Awhile ago, I traded emails with Christian Schramm about an article he had written called A Gentle Introduction to Generators in Python, which had been published on Tech.pro. Unfortunately, that site has since been taken down, at least temporarily: Continue Reading »
In this short video, I show you how Python
os.renames() method works: Continue Reading »
For Pygame and other graphics work, it’s helpful to have color constants that hold the color RGB values. I couldn’t find anything like this, so I created a color_constants module that:
- Contains constants for 551 named colors* (e.g, as named tuples:
Color = namedtuple('RGB','red, green, blue')
- Extends the
Color class to include a method for getting the hex formatted color:
- Stores these constants in an
The colors are shown in the table below and the full code is shown below that. Continue Reading »
UPDATE: Apparently, this is no longer necessary. As of February, 2017, you can just run
pip install pygame and it will install the right version of pygame for your environment. (Thanks, Chek Wei).
I’m not a game developer, but I’ve been playing with Pygame lately and have been impressed. I plan to use it in one of our Python courses to teach object-oriented programming. I use 64-bit Windows 8, so I have the 64-bit version of Python 3.4. Most of our students are unlikely to be game developers, but because games have obvious visible objects, they provide a nice framework for teaching OOP.
Unfortunately, Pygame doesn’t have an official 64-bit installer, so they recommend you use the 32-bit version of Python. So, I installed the 32-bit version of Python alongside the 64-bit version I already had, but that was a pain as I had to constantly make sure I was running the right one. It also made the 32-bit version the default.
Luckily, Christoph Gohlke of the University of California, Irvine has made a bunch of 64-bit binaries available for Python extension packages, including one for pygame. Continue Reading »
The Python documentation on
pow() states that
pow(x,y,z) is computed more efficiently than
pow(x,y) % z, but our tests don’t show that to be the case. In fact, we found
x**y % z to be the most efficient way to complete the operation. Note that this is academic as all the methods we tested for raising one number to the power of another and then doing a modulus operation are lightning fast. You should use whichever method suits your coding style the most, but for those who are curious, here’s how we tested it: Continue Reading »
Let’s say we have two scripts: foo.py and bar.py.
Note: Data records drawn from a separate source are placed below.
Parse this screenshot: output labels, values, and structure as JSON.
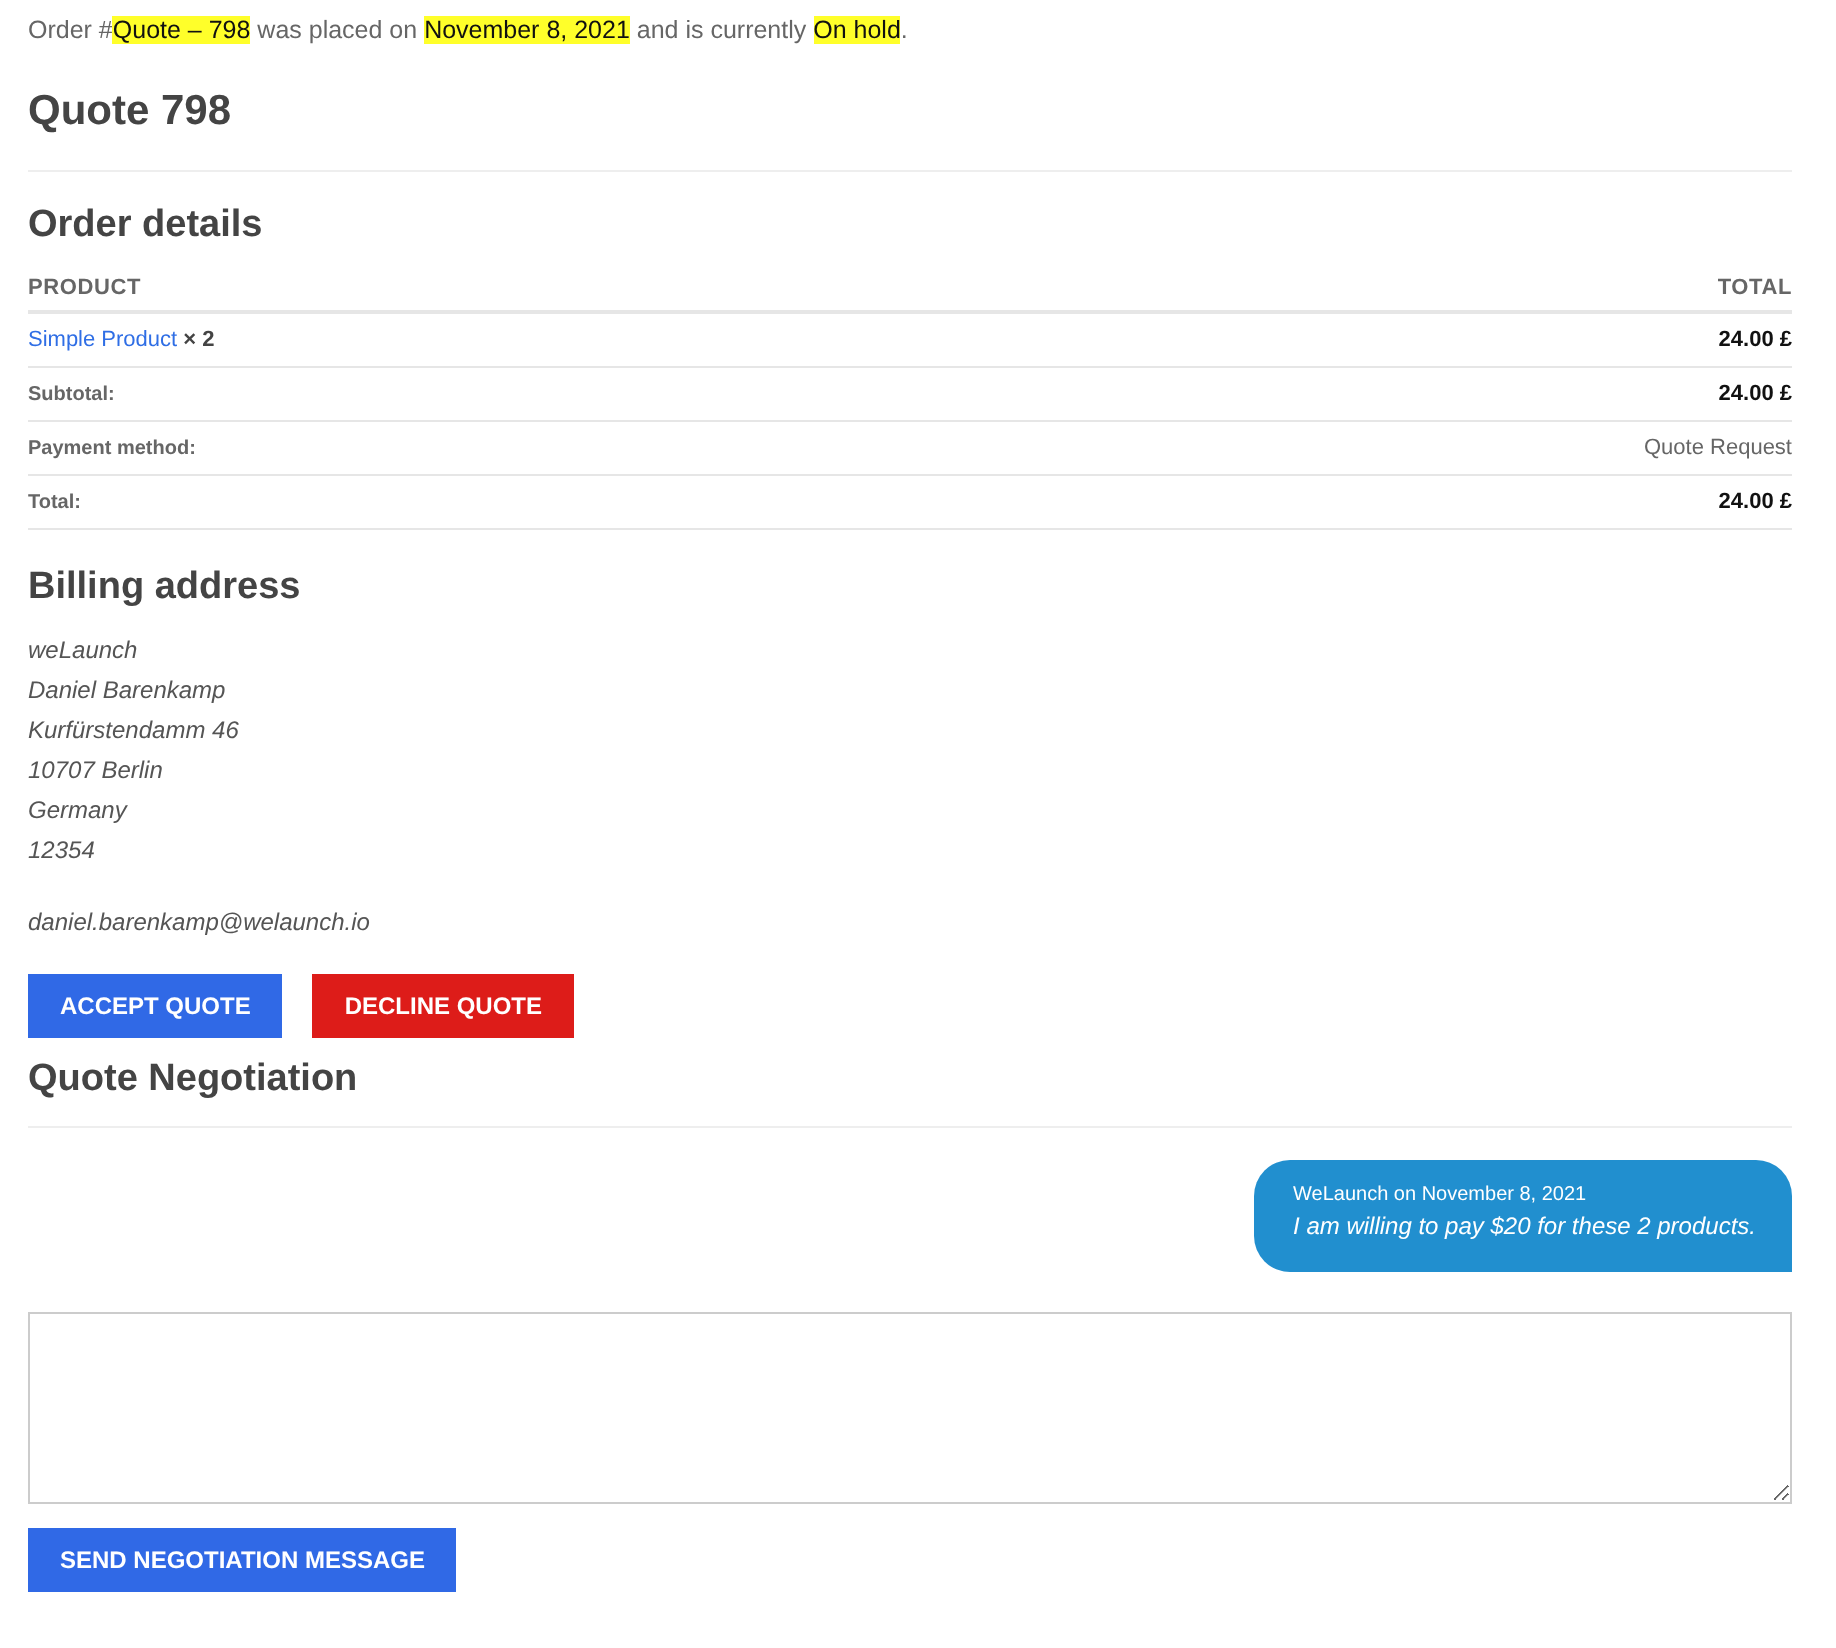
{
  "notice": [
    {
      "text": "Order #",
      "highlighted": false
    },
    {
      "text": "Quote – 798",
      "highlighted": true
    },
    {
      "text": " was placed on ",
      "highlighted": false
    },
    {
      "text": "November 8, 2021",
      "highlighted": true
    },
    {
      "text": " and is currently ",
      "highlighted": false
    },
    {
      "text": "On hold",
      "highlighted": true
    },
    {
      "text": ".",
      "highlighted": false
    }
  ],
  "page_title": "Quote 798",
  "order_details": {
    "heading": "Order details",
    "columns": [
      "PRODUCT",
      "TOTAL"
    ],
    "items": [
      {
        "product": "Simple Product",
        "quantity": "× 2",
        "total": "24.00 £"
      }
    ],
    "totals": [
      {
        "label": "Subtotal:",
        "value": "24.00 £",
        "kind": "amount"
      },
      {
        "label": "Payment method:",
        "value": "Quote Request",
        "kind": "text"
      },
      {
        "label": "Total:",
        "value": "24.00 £",
        "kind": "amount"
      }
    ]
  },
  "billing": {
    "heading": "Billing address",
    "lines": [
      "weLaunch",
      "Daniel Barenkamp",
      "Kurfürstendamm 46",
      "10707 Berlin",
      "Germany",
      "12354"
    ],
    "email": "daniel.barenkamp@welaunch.io"
  },
  "actions": [
    {
      "label": "ACCEPT QUOTE",
      "kind": "accept"
    },
    {
      "label": "DECLINE QUOTE",
      "kind": "decline"
    }
  ],
  "negotiation": {
    "heading": "Quote Negotiation",
    "messages": [
      {
        "meta": "WeLaunch on November 8, 2021",
        "text": "I am willing to pay $20 for these 2 products."
      }
    ],
    "send_button": "SEND NEGOTIATION MESSAGE"
  }
}
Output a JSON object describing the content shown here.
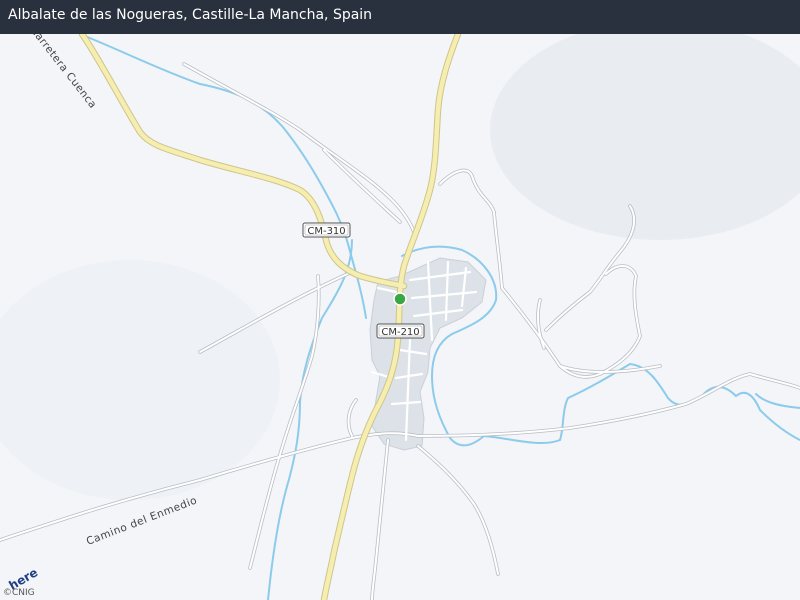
{
  "header": {
    "location_title": "Albalate de las Nogueras, Castille-La Mancha, Spain"
  },
  "map": {
    "road_labels": [
      {
        "id": "cm310",
        "text": "CM-310"
      },
      {
        "id": "cm210",
        "text": "CM-210"
      }
    ],
    "street_labels": {
      "carretera_cuenca": "Carretera Cuenca",
      "camino_enmedio": "Camino del Enmedio"
    },
    "marker": {
      "color": "#3aa645"
    },
    "colors": {
      "background": "#f3f5f8",
      "water": "#8ccbeb",
      "major_road": "#f5eeb0",
      "major_road_casing": "#cfc58a",
      "minor_road": "#ffffff",
      "minor_road_casing": "#b9bec6",
      "urban_area": "#dce1e8"
    }
  },
  "footer": {
    "logo_text": "here",
    "attribution": "©CNIG"
  }
}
They are exactly the same. They begin with the definition of a function called
main(), which simply prints out the value of
__name__, a built-in variable that returns the name of the module. Continue Reading »
The difference between
str.isdecimal() in Python is, for most of us, academic and can be used interchangeably. According to the Python documentation, the decimal category “includes digit characters, and all characters that can be used to form decimal-radix numbers, e.g. U+0660, ARABIC-INDIC DIGIT ZERO.” Continue Reading »
In this short video, I show you how to reverse a string using slicing in Python: Continue Reading »